• What is needed
Would you retype every entry that follows without altering a word?

• Interface dataset entries
-- Opening Marker --

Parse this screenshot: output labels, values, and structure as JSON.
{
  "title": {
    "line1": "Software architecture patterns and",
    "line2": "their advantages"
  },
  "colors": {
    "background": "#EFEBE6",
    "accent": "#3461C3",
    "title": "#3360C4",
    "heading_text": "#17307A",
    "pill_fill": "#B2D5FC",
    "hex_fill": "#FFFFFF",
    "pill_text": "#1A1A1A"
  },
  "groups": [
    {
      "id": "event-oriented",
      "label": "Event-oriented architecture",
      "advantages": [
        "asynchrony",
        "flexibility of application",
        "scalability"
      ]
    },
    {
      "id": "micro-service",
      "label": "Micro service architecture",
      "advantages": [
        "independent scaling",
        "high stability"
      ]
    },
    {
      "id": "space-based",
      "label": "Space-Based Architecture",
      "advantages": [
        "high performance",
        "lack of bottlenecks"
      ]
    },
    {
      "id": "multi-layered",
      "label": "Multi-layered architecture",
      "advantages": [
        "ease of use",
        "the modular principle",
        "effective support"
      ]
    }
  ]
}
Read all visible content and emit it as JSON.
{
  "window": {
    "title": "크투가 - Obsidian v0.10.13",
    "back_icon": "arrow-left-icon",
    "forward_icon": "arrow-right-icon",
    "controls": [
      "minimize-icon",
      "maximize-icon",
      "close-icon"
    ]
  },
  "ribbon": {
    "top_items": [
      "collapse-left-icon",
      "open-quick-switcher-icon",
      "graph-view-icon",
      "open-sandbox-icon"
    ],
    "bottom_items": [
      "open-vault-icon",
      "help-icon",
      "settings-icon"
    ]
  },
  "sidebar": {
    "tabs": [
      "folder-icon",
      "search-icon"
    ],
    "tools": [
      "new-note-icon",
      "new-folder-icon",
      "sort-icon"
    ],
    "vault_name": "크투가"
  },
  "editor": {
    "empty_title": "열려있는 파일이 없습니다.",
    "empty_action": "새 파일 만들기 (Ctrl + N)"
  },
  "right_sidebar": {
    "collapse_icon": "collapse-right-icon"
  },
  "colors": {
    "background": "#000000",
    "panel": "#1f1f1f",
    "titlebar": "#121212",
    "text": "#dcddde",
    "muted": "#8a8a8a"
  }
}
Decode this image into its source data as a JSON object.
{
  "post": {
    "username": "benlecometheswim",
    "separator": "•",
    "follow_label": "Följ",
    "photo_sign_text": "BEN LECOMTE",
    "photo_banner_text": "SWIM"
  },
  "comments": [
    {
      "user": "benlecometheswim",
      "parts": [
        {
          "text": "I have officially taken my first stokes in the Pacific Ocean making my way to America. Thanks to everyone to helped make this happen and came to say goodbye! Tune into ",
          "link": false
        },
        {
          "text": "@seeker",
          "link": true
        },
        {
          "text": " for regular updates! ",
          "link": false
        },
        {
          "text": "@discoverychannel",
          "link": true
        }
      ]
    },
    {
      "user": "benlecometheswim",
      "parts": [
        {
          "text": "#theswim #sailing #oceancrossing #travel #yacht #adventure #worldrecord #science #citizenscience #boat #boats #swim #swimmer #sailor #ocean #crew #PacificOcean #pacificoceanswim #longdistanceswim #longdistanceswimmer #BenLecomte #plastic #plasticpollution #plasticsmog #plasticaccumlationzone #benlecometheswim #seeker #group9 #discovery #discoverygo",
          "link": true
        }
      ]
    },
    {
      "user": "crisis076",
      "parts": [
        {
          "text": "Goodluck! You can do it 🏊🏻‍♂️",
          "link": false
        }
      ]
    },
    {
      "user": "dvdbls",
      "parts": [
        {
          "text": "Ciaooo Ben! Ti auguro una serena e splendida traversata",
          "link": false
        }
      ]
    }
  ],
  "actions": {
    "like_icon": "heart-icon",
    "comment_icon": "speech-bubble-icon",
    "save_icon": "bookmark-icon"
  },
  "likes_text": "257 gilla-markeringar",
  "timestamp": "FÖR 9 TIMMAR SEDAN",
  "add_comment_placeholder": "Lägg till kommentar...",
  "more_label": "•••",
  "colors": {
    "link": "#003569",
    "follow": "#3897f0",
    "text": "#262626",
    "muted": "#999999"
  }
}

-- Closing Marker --

• Reply to the exercise
Parse this screenshot: output labels, values, and structure as JSON.
{
  "title": {
    "line1": "Software architecture patterns and",
    "line2": "their advantages"
  },
  "colors": {
    "background": "#EFEBE6",
    "accent": "#3461C3",
    "title": "#3360C4",
    "heading_text": "#17307A",
    "pill_fill": "#B2D5FC",
    "hex_fill": "#FFFFFF",
    "pill_text": "#1A1A1A"
  },
  "groups": [
    {
      "id": "event-oriented",
      "label": "Event-oriented architecture",
      "advantages": [
        "asynchrony",
        "flexibility of application",
        "scalability"
      ]
    },
    {
      "id": "micro-service",
      "label": "Micro service architecture",
      "advantages": [
        "independent scaling",
        "high stability"
      ]
    },
    {
      "id": "space-based",
      "label": "Space-Based Architecture",
      "advantages": [
        "high performance",
        "lack of bottlenecks"
      ]
    },
    {
      "id": "multi-layered",
      "label": "Multi-layered architecture",
      "advantages": [
        "ease of use",
        "the modular principle",
        "effective support"
      ]
    }
  ]
}
Read all visible content and emit it as JSON.
{
  "window": {
    "title": "크투가 - Obsidian v0.10.13",
    "back_icon": "arrow-left-icon",
    "forward_icon": "arrow-right-icon",
    "controls": [
      "minimize-icon",
      "maximize-icon",
      "close-icon"
    ]
  },
  "ribbon": {
    "top_items": [
      "collapse-left-icon",
      "open-quick-switcher-icon",
      "graph-view-icon",
      "open-sandbox-icon"
    ],
    "bottom_items": [
      "open-vault-icon",
      "help-icon",
      "settings-icon"
    ]
  },
  "sidebar": {
    "tabs": [
      "folder-icon",
      "search-icon"
    ],
    "tools": [
      "new-note-icon",
      "new-folder-icon",
      "sort-icon"
    ],
    "vault_name": "크투가"
  },
  "editor": {
    "empty_title": "열려있는 파일이 없습니다.",
    "empty_action": "새 파일 만들기 (Ctrl + N)"
  },
  "right_sidebar": {
    "collapse_icon": "collapse-right-icon"
  },
  "colors": {
    "background": "#000000",
    "panel": "#1f1f1f",
    "titlebar": "#121212",
    "text": "#dcddde",
    "muted": "#8a8a8a"
  }
}
Decode this image into its source data as a JSON object.
{
  "post": {
    "username": "benlecometheswim",
    "separator": "•",
    "follow_label": "Följ",
    "photo_sign_text": "BEN LECOMTE",
    "photo_banner_text": "SWIM"
  },
  "comments": [
    {
      "user": "benlecometheswim",
      "parts": [
        {
          "text": "I have officially taken my first stokes in the Pacific Ocean making my way to America. Thanks to everyone to helped make this happen and came to say goodbye! Tune into ",
          "link": false
        },
        {
          "text": "@seeker",
          "link": true
        },
        {
          "text": " for regular updates! ",
          "link": false
        },
        {
          "text": "@discoverychannel",
          "link": true
        }
      ]
    },
    {
      "user": "benlecometheswim",
      "parts": [
        {
          "text": "#theswim #sailing #oceancrossing #travel #yacht #adventure #worldrecord #science #citizenscience #boat #boats #swim #swimmer #sailor #ocean #crew #PacificOcean #pacificoceanswim #longdistanceswim #longdistanceswimmer #BenLecomte #plastic #plasticpollution #plasticsmog #plasticaccumlationzone #benlecometheswim #seeker #group9 #discovery #discoverygo",
          "link": true
        }
      ]
    },
    {
      "user": "crisis076",
      "parts": [
        {
          "text": "Goodluck! You can do it 🏊🏻‍♂️",
          "link": false
        }
      ]
    },
    {
      "user": "dvdbls",
      "parts": [
        {
          "text": "Ciaooo Ben! Ti auguro una serena e splendida traversata",
          "link": false
        }
      ]
    }
  ],
  "actions": {
    "like_icon": "heart-icon",
    "comment_icon": "speech-bubble-icon",
    "save_icon": "bookmark-icon"
  },
  "likes_text": "257 gilla-markeringar",
  "timestamp": "FÖR 9 TIMMAR SEDAN",
  "add_comment_placeholder": "Lägg till kommentar...",
  "more_label": "•••",
  "colors": {
    "link": "#003569",
    "follow": "#3897f0",
    "text": "#262626",
    "muted": "#999999"
  }
}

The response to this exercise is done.